PRINCETON – Next year, Germany will hold a federal election, and the new Bundestag will choose the country’s next chancellor. Whether or not Angela Merkel retains the role – at the moment, things are not looking good for her or her Christian Democratic Union (CDU) – one thing is certain: Germany’s chancellor will no longer be de facto Chancellor of Europe. That will profoundly change how Europe works – some of it for the better. But the disruption could be nasty.
It was not inevitable that a German chancellor would assert so much authority over the European Union. It was former Chancellor Helmut Kohl who made it so. After overseeing German unification in 1989-1990, he began to pursue what he viewed as his historical task of unifying Europe as well. Kohl led Europe, from agreement on the Maastricht Treaty in 1991 to critical decisions about the shape of the euro in 1998.
The concept of a common European currency could have died many times during those years. Kohl’s close associate Wolfgang Schäuble, who is now Germany’s finance minister, asserted in 1994 that only five countries – not including Italy – were ready to adopt the single currency. But Kohl pushed on, insisting that Italy be included.

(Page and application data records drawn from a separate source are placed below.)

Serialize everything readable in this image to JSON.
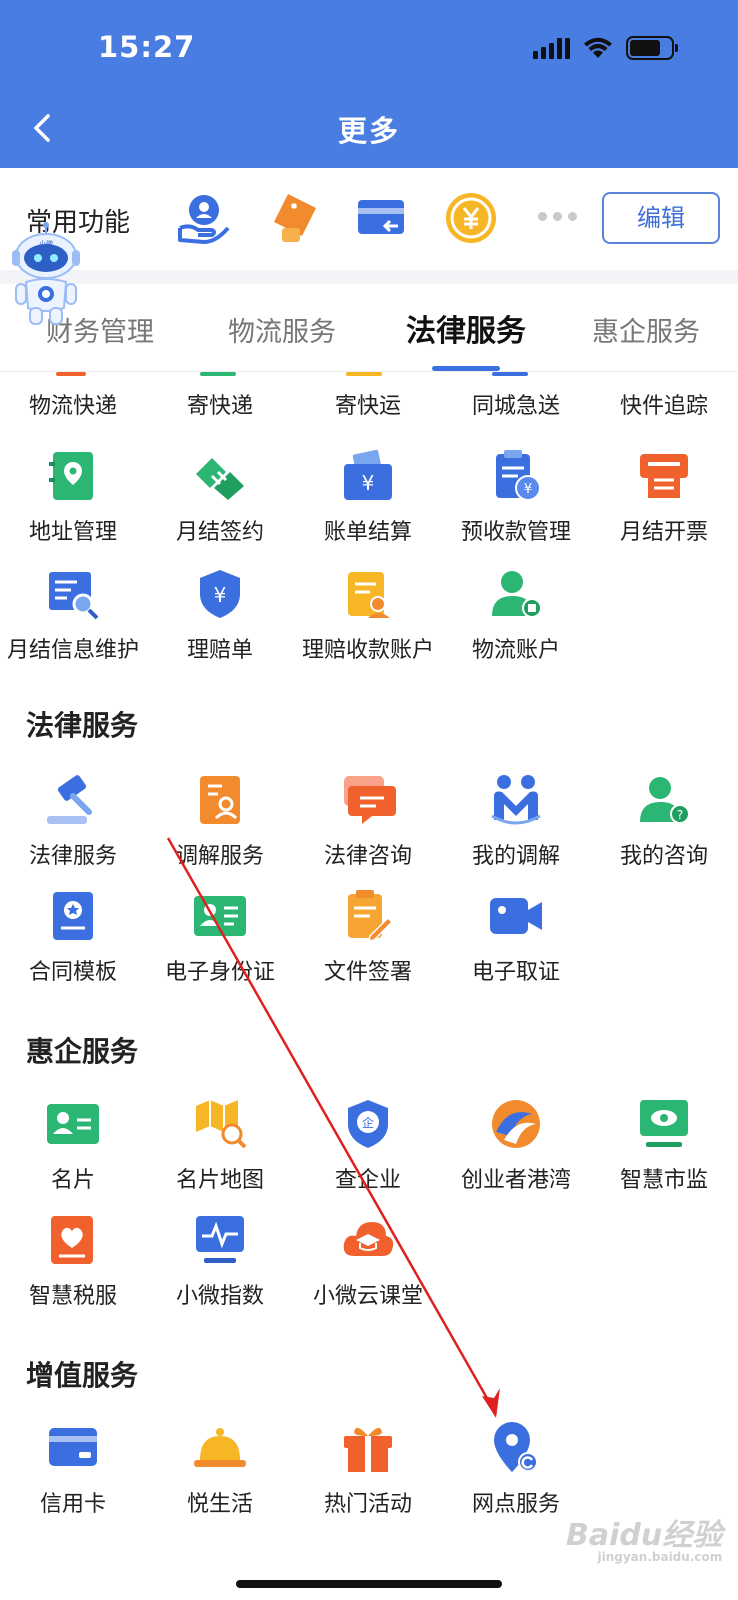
{
  "status_bar": {
    "time": "15:27"
  },
  "header": {
    "title": "更多"
  },
  "common": {
    "label": "常用功能",
    "edit_label": "编辑",
    "icons": [
      "hand-user-icon",
      "gift-tag-icon",
      "card-return-icon",
      "yen-coin-icon"
    ]
  },
  "mascot": {
    "badge": "小微"
  },
  "tabs": [
    "财务管理",
    "物流服务",
    "法律服务",
    "惠企服务"
  ],
  "active_tab": "法律服务",
  "logistics_rows": [
    [
      "物流快递",
      "寄快递",
      "寄快运",
      "同城急送",
      "快件追踪"
    ],
    [
      "地址管理",
      "月结签约",
      "账单结算",
      "预收款管理",
      "月结开票"
    ],
    [
      "月结信息维护",
      "理赔单",
      "理赔收款账户",
      "物流账户"
    ]
  ],
  "sections": {
    "legal": {
      "title": "法律服务",
      "rows": [
        [
          "法律服务",
          "调解服务",
          "法律咨询",
          "我的调解",
          "我的咨询"
        ],
        [
          "合同模板",
          "电子身份证",
          "文件签署",
          "电子取证"
        ]
      ]
    },
    "enterprise": {
      "title": "惠企服务",
      "rows": [
        [
          "名片",
          "名片地图",
          "查企业",
          "创业者港湾",
          "智慧市监"
        ],
        [
          "智慧税服",
          "小微指数",
          "小微云课堂"
        ]
      ]
    },
    "value_added": {
      "title": "增值服务",
      "rows": [
        [
          "信用卡",
          "悦生活",
          "热门活动",
          "网点服务"
        ]
      ]
    }
  },
  "watermark": {
    "brand": "Baidu经验",
    "sub": "jingyan.baidu.com"
  },
  "colors": {
    "header_blue": "#4a7de1",
    "accent_blue": "#3b6fe0",
    "orange": "#f28a2e",
    "green": "#2bb673",
    "red_orange": "#f0612e",
    "annotation_arrow": "#e02020"
  }
}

Kohl’s successor, Gerhard Schröder, took a very different approach. Lacking any personal memories of World War II, he – like a growing share of Germans at the time – was confident that Germany could rely on itself, without continually reaffirming its ties to Europe.